Work task:
Reproduce the data below word for word, setting aside any picture it holds.
#### Source data
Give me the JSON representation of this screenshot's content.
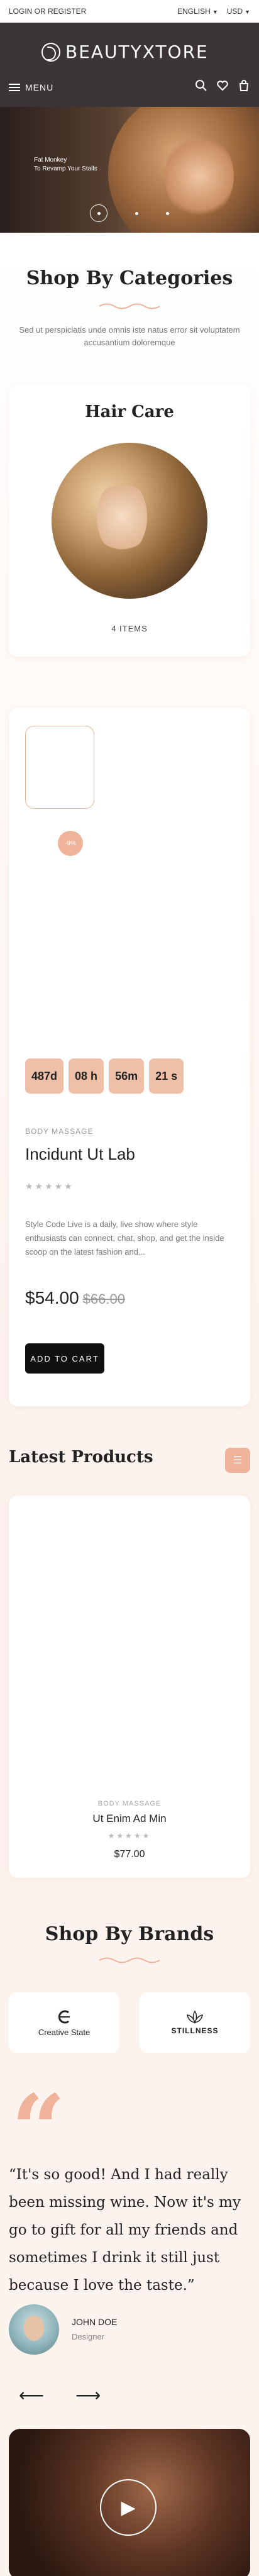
{
  "topbar": {
    "login": "LOGIN OR REGISTER",
    "language": "ENGLISH",
    "currency": "USD"
  },
  "header": {
    "logo": "BEAUTYXTORE",
    "menu": "MENU"
  },
  "hero": {
    "line1": "Fat Monkey",
    "line2": "To Revamp Your Stalls",
    "slide_count": 3,
    "active_slide": 1
  },
  "categories": {
    "title": "Shop By Categories",
    "subtitle": "Sed ut perspiciatis unde omnis iste natus error sit voluptatem accusantium doloremque",
    "card_title": "Hair Care",
    "items": "4 ITEMS"
  },
  "deal": {
    "badge": "-9%",
    "timer": [
      "487d",
      "08 h",
      "56m",
      "21 s"
    ],
    "category": "BODY MASSAGE",
    "name": "Incidunt Ut Lab",
    "rating": "★★★★★",
    "rating_value": 0,
    "description": "Style Code Live is a daily, live show where style enthusiasts can connect, chat, shop, and get the inside scoop on the latest fashion and...",
    "price": "$54.00",
    "old_price": "$66.00",
    "cart": "ADD TO CART"
  },
  "latest": {
    "title": "Latest Products",
    "category": "BODY MASSAGE",
    "name": "Ut Enim Ad Min",
    "rating": "★★★★★",
    "rating_value": 0,
    "price": "$77.00"
  },
  "brands": {
    "title": "Shop By Brands",
    "items": [
      "Creative State",
      "STILLNESS"
    ]
  },
  "testimonial": {
    "quote": "“It's so good! And I had really been missing wine. Now it's my go to gift for all my friends and sometimes I drink it still just because I love the taste.”",
    "author": "JOHN DOE",
    "role": "Designer"
  },
  "colors": {
    "accent": "#efb39a",
    "dark": "#3b3538",
    "page_bg": "#fdf3ee"
  }
}
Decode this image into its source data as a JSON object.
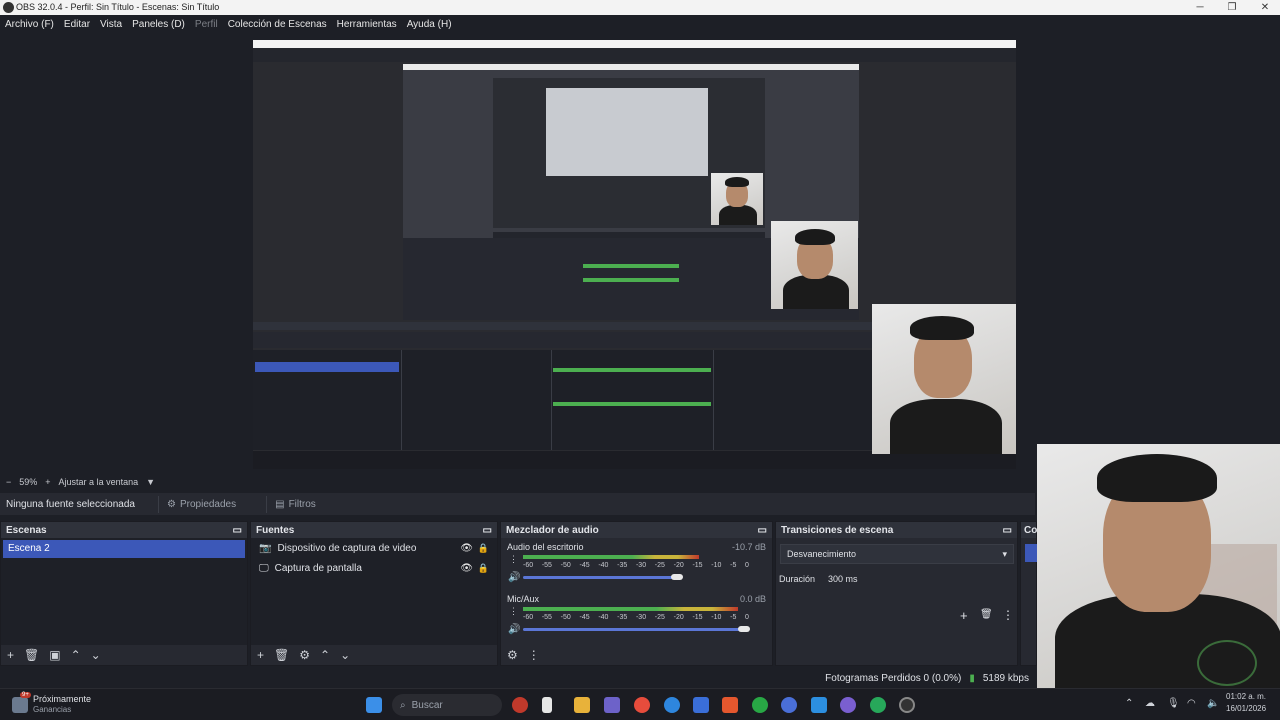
{
  "window": {
    "title": "OBS 32.0.4 - Perfil: Sin Título - Escenas: Sin Título",
    "min": "─",
    "max": "❐",
    "close": "✕"
  },
  "menu": [
    {
      "label": "Archivo (F)",
      "dim": false
    },
    {
      "label": "Editar",
      "dim": false
    },
    {
      "label": "Vista",
      "dim": false
    },
    {
      "label": "Paneles (D)",
      "dim": false
    },
    {
      "label": "Perfil",
      "dim": true
    },
    {
      "label": "Colección de Escenas",
      "dim": false
    },
    {
      "label": "Herramientas",
      "dim": false
    },
    {
      "label": "Ayuda (H)",
      "dim": false
    }
  ],
  "zoom": {
    "minus": "−",
    "value": "59%",
    "plus": "+",
    "fit": "Ajustar a la ventana",
    "caret": "▼"
  },
  "source_bar": {
    "status": "Ninguna fuente seleccionada",
    "properties": "Propiedades",
    "filters": "Filtros"
  },
  "scenes": {
    "title": "Escenas",
    "items": [
      "Escena 2"
    ]
  },
  "sources": {
    "title": "Fuentes",
    "items": [
      "Dispositivo de captura de video",
      "Captura de pantalla"
    ]
  },
  "mixer": {
    "title": "Mezclador de audio",
    "channels": [
      {
        "name": "Audio del escritorio",
        "db": "-10.7 dB",
        "level": 0.78,
        "volume": 0.68
      },
      {
        "name": "Mic/Aux",
        "db": "0.0 dB",
        "level": 0.95,
        "volume": 0.98
      }
    ],
    "ticks": [
      "-60",
      "-55",
      "-50",
      "-45",
      "-40",
      "-35",
      "-30",
      "-25",
      "-20",
      "-15",
      "-10",
      "-5",
      "0"
    ]
  },
  "transitions": {
    "title": "Transiciones de escena",
    "selected": "Desvanecimiento",
    "duration_label": "Duración",
    "duration_value": "300 ms"
  },
  "controls": {
    "title": "Co"
  },
  "status": {
    "frames": "Fotogramas Perdidos 0 (0.0%)",
    "bitrate": "5189 kbps"
  },
  "taskbar": {
    "widget_title": "Próximamente",
    "widget_sub": "Ganancias",
    "badge": "9+",
    "search": "Buscar",
    "time": "01:02 a. m.",
    "date": "16/01/2026"
  },
  "colors": {
    "accent": "#3c58b8",
    "meter_green": "#4caf50",
    "meter_yellow": "#c8b43b",
    "meter_red": "#c0392b"
  }
}
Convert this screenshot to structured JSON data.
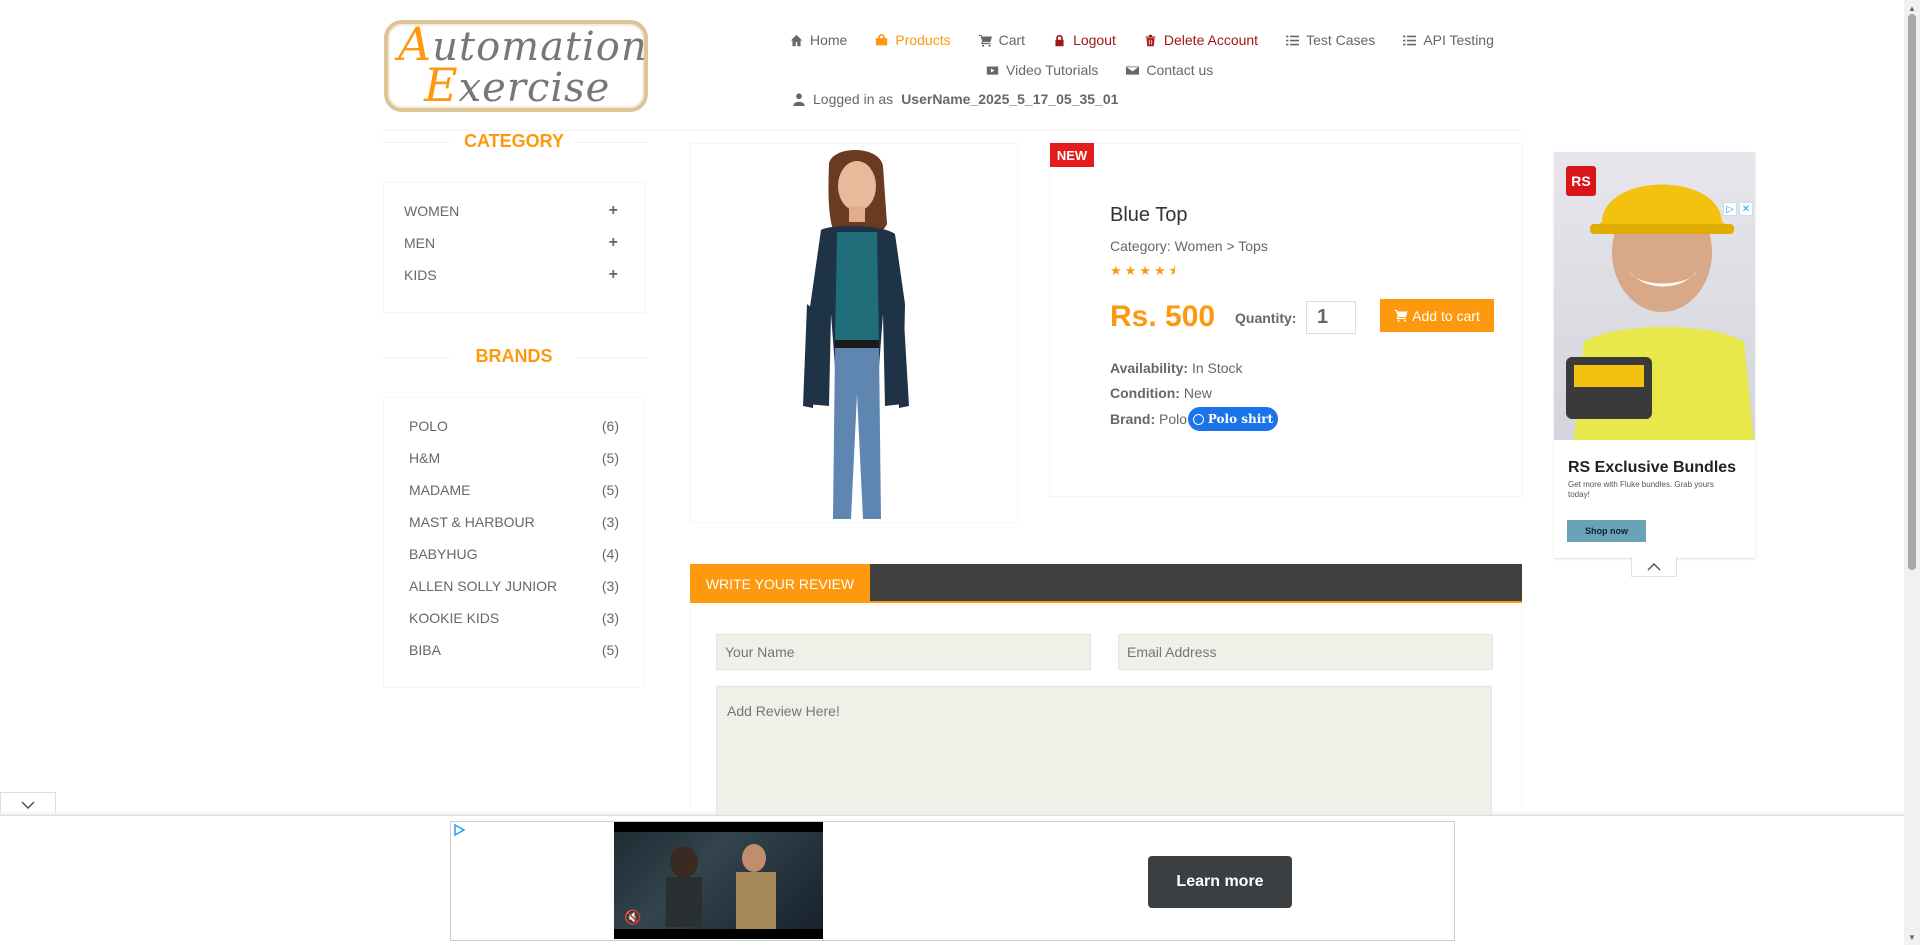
{
  "logo": {
    "line1_cap": "A",
    "line1_rest": "utomation",
    "line2_cap": "E",
    "line2_rest": "xercise"
  },
  "nav": {
    "items": [
      {
        "label": "Home",
        "icon": "home-icon"
      },
      {
        "label": "Products",
        "icon": "shopping-bag-icon"
      },
      {
        "label": "Cart",
        "icon": "cart-icon"
      },
      {
        "label": "Logout",
        "icon": "lock-icon"
      },
      {
        "label": "Delete Account",
        "icon": "trash-icon"
      },
      {
        "label": "Test Cases",
        "icon": "list-icon"
      },
      {
        "label": "API Testing",
        "icon": "list-icon"
      },
      {
        "label": "Video Tutorials",
        "icon": "youtube-icon"
      },
      {
        "label": "Contact us",
        "icon": "envelope-icon"
      }
    ],
    "logged_in_prefix": "Logged in as",
    "username": "UserName_2025_5_17_05_35_01"
  },
  "sidebar": {
    "category_title": "CATEGORY",
    "categories": [
      "WOMEN",
      "MEN",
      "KIDS"
    ],
    "brands_title": "BRANDS",
    "brands": [
      {
        "name": "POLO",
        "count": "(6)"
      },
      {
        "name": "H&M",
        "count": "(5)"
      },
      {
        "name": "MADAME",
        "count": "(5)"
      },
      {
        "name": "MAST & HARBOUR",
        "count": "(3)"
      },
      {
        "name": "BABYHUG",
        "count": "(4)"
      },
      {
        "name": "ALLEN SOLLY JUNIOR",
        "count": "(3)"
      },
      {
        "name": "KOOKIE KIDS",
        "count": "(3)"
      },
      {
        "name": "BIBA",
        "count": "(5)"
      }
    ]
  },
  "product": {
    "badge": "NEW",
    "name": "Blue Top",
    "category": "Category: Women > Tops",
    "rating": 4.5,
    "price": "Rs. 500",
    "quantity_label": "Quantity:",
    "quantity_value": "1",
    "add_to_cart": "Add to cart",
    "availability_label": "Availability:",
    "availability": "In Stock",
    "condition_label": "Condition:",
    "condition": "New",
    "brand_label": "Brand:",
    "brand": "Polo",
    "chip": "Polo shirt"
  },
  "review": {
    "tab": "WRITE YOUR REVIEW",
    "name_placeholder": "Your Name",
    "email_placeholder": "Email Address",
    "review_placeholder": "Add Review Here!"
  },
  "ad_right": {
    "brand": "RS",
    "title": "RS Exclusive Bundles",
    "subtitle": "Get more with Fluke bundles. Grab yours today!",
    "cta": "Shop now"
  },
  "ad_bottom": {
    "cta": "Learn more"
  },
  "colors": {
    "accent": "#fe980f",
    "danger": "#e61b1b",
    "chip": "#1a73e8",
    "review_bar": "#40403e"
  }
}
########
Result for this task:
Give me the JSON representation of this screenshot's content.
{
  "topbar": {
    "login": "LOGIN OR REGISTER",
    "language": "ENGLISH",
    "currency": "USD"
  },
  "header": {
    "logo": "BEAUTYXTORE",
    "menu": "MENU"
  },
  "hero": {
    "line1": "Fat Monkey",
    "line2": "To Revamp Your Stalls",
    "slide_count": 3,
    "active_slide": 1
  },
  "categories": {
    "title": "Shop By Categories",
    "subtitle": "Sed ut perspiciatis unde omnis iste natus error sit voluptatem accusantium doloremque",
    "card_title": "Hair Care",
    "items": "4 ITEMS"
  },
  "deal": {
    "badge": "-9%",
    "timer": [
      "487d",
      "08 h",
      "56m",
      "21 s"
    ],
    "category": "BODY MASSAGE",
    "name": "Incidunt Ut Lab",
    "rating": "★★★★★",
    "rating_value": 0,
    "description": "Style Code Live is a daily, live show where style enthusiasts can connect, chat, shop, and get the inside scoop on the latest fashion and...",
    "price": "$54.00",
    "old_price": "$66.00",
    "cart": "ADD TO CART"
  },
  "latest": {
    "title": "Latest Products",
    "category": "BODY MASSAGE",
    "name": "Ut Enim Ad Min",
    "rating": "★★★★★",
    "rating_value": 0,
    "price": "$77.00"
  },
  "brands": {
    "title": "Shop By Brands",
    "items": [
      "Creative State",
      "STILLNESS"
    ]
  },
  "testimonial": {
    "quote": "“It's so good! And I had really been missing wine. Now it's my go to gift for all my friends and sometimes I drink it still just because I love the taste.”",
    "author": "JOHN DOE",
    "role": "Designer"
  },
  "colors": {
    "accent": "#efb39a",
    "dark": "#3b3538",
    "page_bg": "#fdf3ee"
  }
}
Decode this image into its source data as a JSON object.
{
  "window": {
    "title": "OBS 32.0.4 - Perfil: Sin Título - Escenas: Sin Título",
    "min": "─",
    "max": "❐",
    "close": "✕"
  },
  "menu": [
    {
      "label": "Archivo (F)",
      "dim": false
    },
    {
      "label": "Editar",
      "dim": false
    },
    {
      "label": "Vista",
      "dim": false
    },
    {
      "label": "Paneles (D)",
      "dim": false
    },
    {
      "label": "Perfil",
      "dim": true
    },
    {
      "label": "Colección de Escenas",
      "dim": false
    },
    {
      "label": "Herramientas",
      "dim": false
    },
    {
      "label": "Ayuda (H)",
      "dim": false
    }
  ],
  "zoom": {
    "minus": "−",
    "value": "59%",
    "plus": "+",
    "fit": "Ajustar a la ventana",
    "caret": "▼"
  },
  "source_bar": {
    "status": "Ninguna fuente seleccionada",
    "properties": "Propiedades",
    "filters": "Filtros"
  },
  "scenes": {
    "title": "Escenas",
    "items": [
      "Escena 2"
    ]
  },
  "sources": {
    "title": "Fuentes",
    "items": [
      "Dispositivo de captura de video",
      "Captura de pantalla"
    ]
  },
  "mixer": {
    "title": "Mezclador de audio",
    "channels": [
      {
        "name": "Audio del escritorio",
        "db": "-10.7 dB",
        "level": 0.78,
        "volume": 0.68
      },
      {
        "name": "Mic/Aux",
        "db": "0.0 dB",
        "level": 0.95,
        "volume": 0.98
      }
    ],
    "ticks": [
      "-60",
      "-55",
      "-50",
      "-45",
      "-40",
      "-35",
      "-30",
      "-25",
      "-20",
      "-15",
      "-10",
      "-5",
      "0"
    ]
  },
  "transitions": {
    "title": "Transiciones de escena",
    "selected": "Desvanecimiento",
    "duration_label": "Duración",
    "duration_value": "300 ms"
  },
  "controls": {
    "title": "Co"
  },
  "status": {
    "frames": "Fotogramas Perdidos 0 (0.0%)",
    "bitrate": "5189 kbps"
  },
  "taskbar": {
    "widget_title": "Próximamente",
    "widget_sub": "Ganancias",
    "badge": "9+",
    "search": "Buscar",
    "time": "01:02 a. m.",
    "date": "16/01/2026"
  },
  "colors": {
    "accent": "#3c58b8",
    "meter_green": "#4caf50",
    "meter_yellow": "#c8b43b",
    "meter_red": "#c0392b"
  }
}
Convert this screenshot to structured JSON data.
{
  "logo": {
    "line1_cap": "A",
    "line1_rest": "utomation",
    "line2_cap": "E",
    "line2_rest": "xercise"
  },
  "nav": {
    "items": [
      {
        "label": "Home",
        "icon": "home-icon"
      },
      {
        "label": "Products",
        "icon": "shopping-bag-icon"
      },
      {
        "label": "Cart",
        "icon": "cart-icon"
      },
      {
        "label": "Logout",
        "icon": "lock-icon"
      },
      {
        "label": "Delete Account",
        "icon": "trash-icon"
      },
      {
        "label": "Test Cases",
        "icon": "list-icon"
      },
      {
        "label": "API Testing",
        "icon": "list-icon"
      },
      {
        "label": "Video Tutorials",
        "icon": "youtube-icon"
      },
      {
        "label": "Contact us",
        "icon": "envelope-icon"
      }
    ],
    "logged_in_prefix": "Logged in as",
    "username": "UserName_2025_5_17_05_35_01"
  },
  "sidebar": {
    "category_title": "CATEGORY",
    "categories": [
      "WOMEN",
      "MEN",
      "KIDS"
    ],
    "brands_title": "BRANDS",
    "brands": [
      {
        "name": "POLO",
        "count": "(6)"
      },
      {
        "name": "H&M",
        "count": "(5)"
      },
      {
        "name": "MADAME",
        "count": "(5)"
      },
      {
        "name": "MAST & HARBOUR",
        "count": "(3)"
      },
      {
        "name": "BABYHUG",
        "count": "(4)"
      },
      {
        "name": "ALLEN SOLLY JUNIOR",
        "count": "(3)"
      },
      {
        "name": "KOOKIE KIDS",
        "count": "(3)"
      },
      {
        "name": "BIBA",
        "count": "(5)"
      }
    ]
  },
  "product": {
    "badge": "NEW",
    "name": "Blue Top",
    "category": "Category: Women > Tops",
    "rating": 4.5,
    "price": "Rs. 500",
    "quantity_label": "Quantity:",
    "quantity_value": "1",
    "add_to_cart": "Add to cart",
    "availability_label": "Availability:",
    "availability": "In Stock",
    "condition_label": "Condition:",
    "condition": "New",
    "brand_label": "Brand:",
    "brand": "Polo",
    "chip": "Polo shirt"
  },
  "review": {
    "tab": "WRITE YOUR REVIEW",
    "name_placeholder": "Your Name",
    "email_placeholder": "Email Address",
    "review_placeholder": "Add Review Here!"
  },
  "ad_right": {
    "brand": "RS",
    "title": "RS Exclusive Bundles",
    "subtitle": "Get more with Fluke bundles. Grab yours today!",
    "cta": "Shop now"
  },
  "ad_bottom": {
    "cta": "Learn more"
  },
  "colors": {
    "accent": "#fe980f",
    "danger": "#e61b1b",
    "chip": "#1a73e8",
    "review_bar": "#40403e"
  }
}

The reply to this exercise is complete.